To do: All of the data should be reproduced word for word, though its pictures must be omitted.

Data supplied:
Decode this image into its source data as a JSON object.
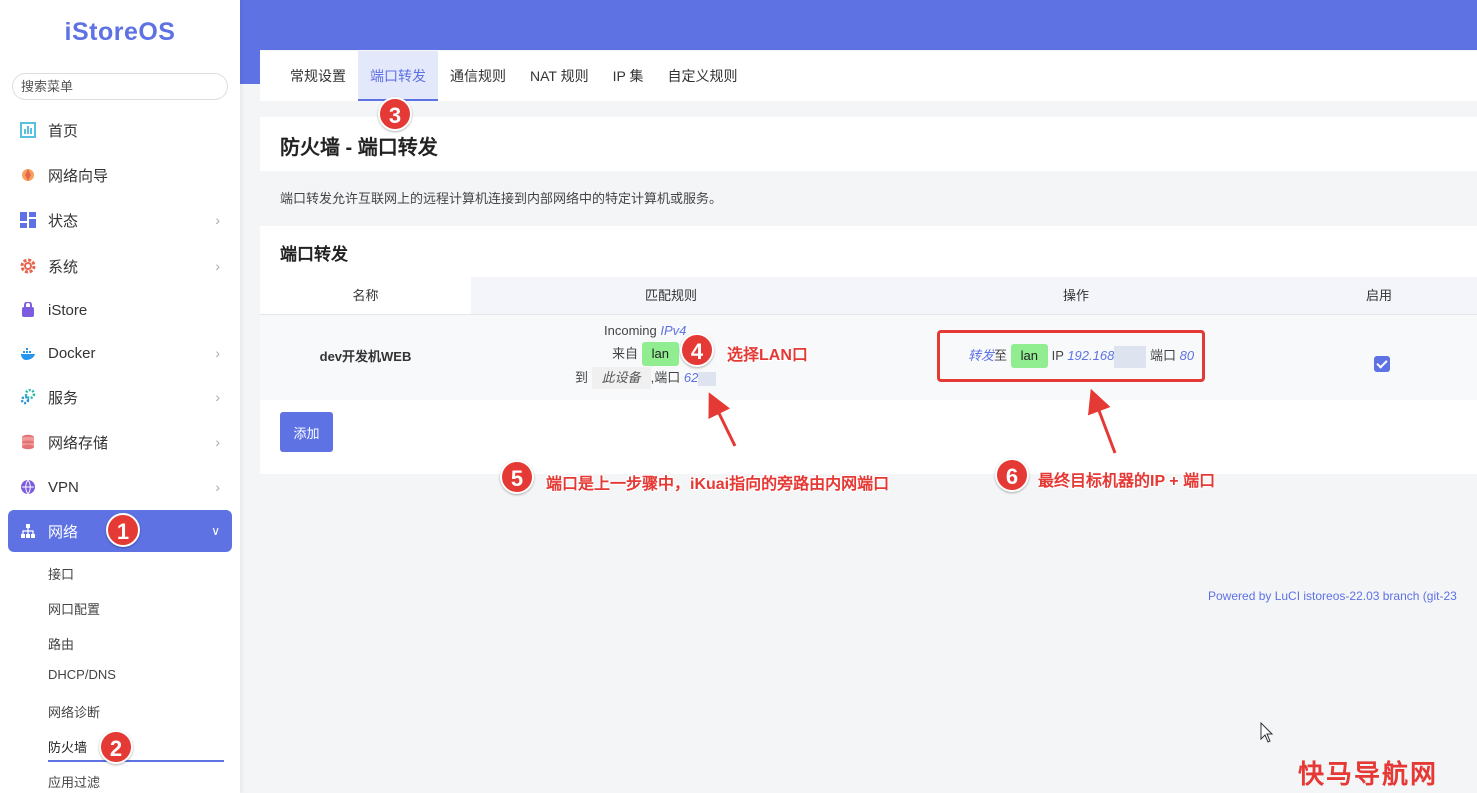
{
  "logo": "iStoreOS",
  "search": {
    "placeholder": "搜索菜单"
  },
  "menu": [
    {
      "label": "首页",
      "icon": "dashboard-icon"
    },
    {
      "label": "网络向导",
      "icon": "wizard-icon"
    },
    {
      "label": "状态",
      "icon": "status-icon"
    },
    {
      "label": "系统",
      "icon": "gear-icon"
    },
    {
      "label": "iStore",
      "icon": "store-icon"
    },
    {
      "label": "Docker",
      "icon": "docker-icon"
    },
    {
      "label": "服务",
      "icon": "services-icon"
    },
    {
      "label": "网络存储",
      "icon": "storage-icon"
    },
    {
      "label": "VPN",
      "icon": "vpn-icon"
    },
    {
      "label": "网络",
      "icon": "network-icon"
    }
  ],
  "submenu": [
    "接口",
    "网口配置",
    "路由",
    "DHCP/DNS",
    "网络诊断",
    "防火墙",
    "应用过滤"
  ],
  "tabs": [
    "常规设置",
    "端口转发",
    "通信规则",
    "NAT 规则",
    "IP 集",
    "自定义规则"
  ],
  "page": {
    "title": "防火墙 - 端口转发",
    "description": "端口转发允许互联网上的远程计算机连接到内部网络中的特定计算机或服务。",
    "section_title": "端口转发"
  },
  "table": {
    "headers": [
      "名称",
      "匹配规则",
      "操作",
      "启用"
    ],
    "row": {
      "name": "dev开发机WEB",
      "match": {
        "incoming": "Incoming",
        "ipv4": "IPv4",
        "from": "来自",
        "zone": "lan",
        "to": "到",
        "device": "此设备",
        "port_label": ",端口",
        "port": "62"
      },
      "action": {
        "forward": "转发",
        "to": "至",
        "zone": "lan",
        "ip_label": "IP",
        "ip": "192.168",
        "port_label": "端口",
        "port": "80"
      },
      "enabled": true
    }
  },
  "add_button": "添加",
  "footer": "Powered by LuCI istoreos-22.03 branch (git-23",
  "annotations": {
    "m1": "1",
    "m2": "2",
    "m3": "3",
    "m4": "4",
    "m5": "5",
    "m6": "6",
    "t4": "选择LAN口",
    "t5": "端口是上一步骤中，iKuai指向的旁路由内网端口",
    "t6": "最终目标机器的IP + 端口"
  },
  "watermark": "快马导航网",
  "colors": {
    "accent": "#5e72e4",
    "annotation": "#e53935",
    "zone": "#90ee90"
  }
}
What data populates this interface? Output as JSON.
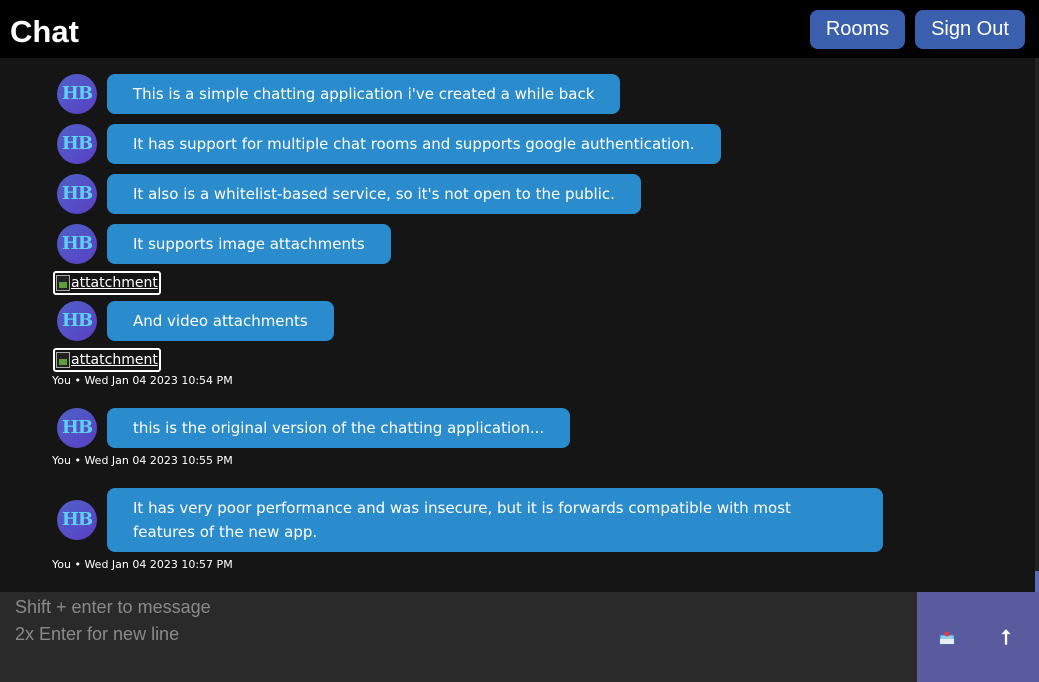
{
  "header": {
    "title": "Chat",
    "rooms_label": "Rooms",
    "signout_label": "Sign Out"
  },
  "avatar_initials": "HB",
  "messages": [
    {
      "text": "This is a simple chatting application i've created a while back"
    },
    {
      "text": "It has support for multiple chat rooms and supports google authentication."
    },
    {
      "text": "It also is a whitelist-based service, so it's not open to the public."
    },
    {
      "text": "It supports image attachments"
    },
    {
      "attachment": "attatchment"
    },
    {
      "text": "And video attachments"
    },
    {
      "attachment": "attatchment"
    },
    {
      "meta": "You • Wed Jan 04 2023 10:54 PM"
    },
    {
      "text": "this is the original version of the chatting application..."
    },
    {
      "meta": "You • Wed Jan 04 2023 10:55 PM"
    },
    {
      "text": "It has very poor performance and was insecure, but it is forwards compatible with most features of the new app."
    },
    {
      "meta": "You • Wed Jan 04 2023 10:57 PM"
    }
  ],
  "composer": {
    "placeholder": "Shift + enter to message\n2x Enter for new line"
  },
  "actions": {
    "attach_icon": "attachment-box-icon",
    "send_icon": "arrow-up-icon",
    "send_glyph": "⭡"
  },
  "colors": {
    "bubble": "#2a8bcd",
    "header_button": "#3a60ad",
    "action_panel": "#5a5a9e",
    "background": "#151515"
  }
}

Task output:
Decode this image into its source data as a JSON object.
{
  "logo": "iStoreOS",
  "search": {
    "placeholder": "搜索菜单"
  },
  "menu": [
    {
      "label": "首页",
      "icon": "dashboard-icon"
    },
    {
      "label": "网络向导",
      "icon": "wizard-icon"
    },
    {
      "label": "状态",
      "icon": "status-icon"
    },
    {
      "label": "系统",
      "icon": "gear-icon"
    },
    {
      "label": "iStore",
      "icon": "store-icon"
    },
    {
      "label": "Docker",
      "icon": "docker-icon"
    },
    {
      "label": "服务",
      "icon": "services-icon"
    },
    {
      "label": "网络存储",
      "icon": "storage-icon"
    },
    {
      "label": "VPN",
      "icon": "vpn-icon"
    },
    {
      "label": "网络",
      "icon": "network-icon"
    }
  ],
  "submenu": [
    "接口",
    "网口配置",
    "路由",
    "DHCP/DNS",
    "网络诊断",
    "防火墙",
    "应用过滤"
  ],
  "tabs": [
    "常规设置",
    "端口转发",
    "通信规则",
    "NAT 规则",
    "IP 集",
    "自定义规则"
  ],
  "page": {
    "title": "防火墙 - 端口转发",
    "description": "端口转发允许互联网上的远程计算机连接到内部网络中的特定计算机或服务。",
    "section_title": "端口转发"
  },
  "table": {
    "headers": [
      "名称",
      "匹配规则",
      "操作",
      "启用"
    ],
    "row": {
      "name": "dev开发机WEB",
      "match": {
        "incoming": "Incoming",
        "ipv4": "IPv4",
        "from": "来自",
        "zone": "lan",
        "to": "到",
        "device": "此设备",
        "port_label": ",端口",
        "port": "62"
      },
      "action": {
        "forward": "转发",
        "to": "至",
        "zone": "lan",
        "ip_label": "IP",
        "ip": "192.168",
        "port_label": "端口",
        "port": "80"
      },
      "enabled": true
    }
  },
  "add_button": "添加",
  "footer": "Powered by LuCI istoreos-22.03 branch (git-23",
  "annotations": {
    "m1": "1",
    "m2": "2",
    "m3": "3",
    "m4": "4",
    "m5": "5",
    "m6": "6",
    "t4": "选择LAN口",
    "t5": "端口是上一步骤中，iKuai指向的旁路由内网端口",
    "t6": "最终目标机器的IP + 端口"
  },
  "watermark": "快马导航网",
  "colors": {
    "accent": "#5e72e4",
    "annotation": "#e53935",
    "zone": "#90ee90"
  }
}
What data populates this interface? Output as JSON.
{
  "header": {
    "title": "Chat",
    "rooms_label": "Rooms",
    "signout_label": "Sign Out"
  },
  "avatar_initials": "HB",
  "messages": [
    {
      "text": "This is a simple chatting application i've created a while back"
    },
    {
      "text": "It has support for multiple chat rooms and supports google authentication."
    },
    {
      "text": "It also is a whitelist-based service, so it's not open to the public."
    },
    {
      "text": "It supports image attachments"
    },
    {
      "attachment": "attatchment"
    },
    {
      "text": "And video attachments"
    },
    {
      "attachment": "attatchment"
    },
    {
      "meta": "You • Wed Jan 04 2023 10:54 PM"
    },
    {
      "text": "this is the original version of the chatting application..."
    },
    {
      "meta": "You • Wed Jan 04 2023 10:55 PM"
    },
    {
      "text": "It has very poor performance and was insecure, but it is forwards compatible with most features of the new app."
    },
    {
      "meta": "You • Wed Jan 04 2023 10:57 PM"
    }
  ],
  "composer": {
    "placeholder": "Shift + enter to message\n2x Enter for new line"
  },
  "actions": {
    "attach_icon": "attachment-box-icon",
    "send_icon": "arrow-up-icon",
    "send_glyph": "⭡"
  },
  "colors": {
    "bubble": "#2a8bcd",
    "header_button": "#3a60ad",
    "action_panel": "#5a5a9e",
    "background": "#151515"
  }
}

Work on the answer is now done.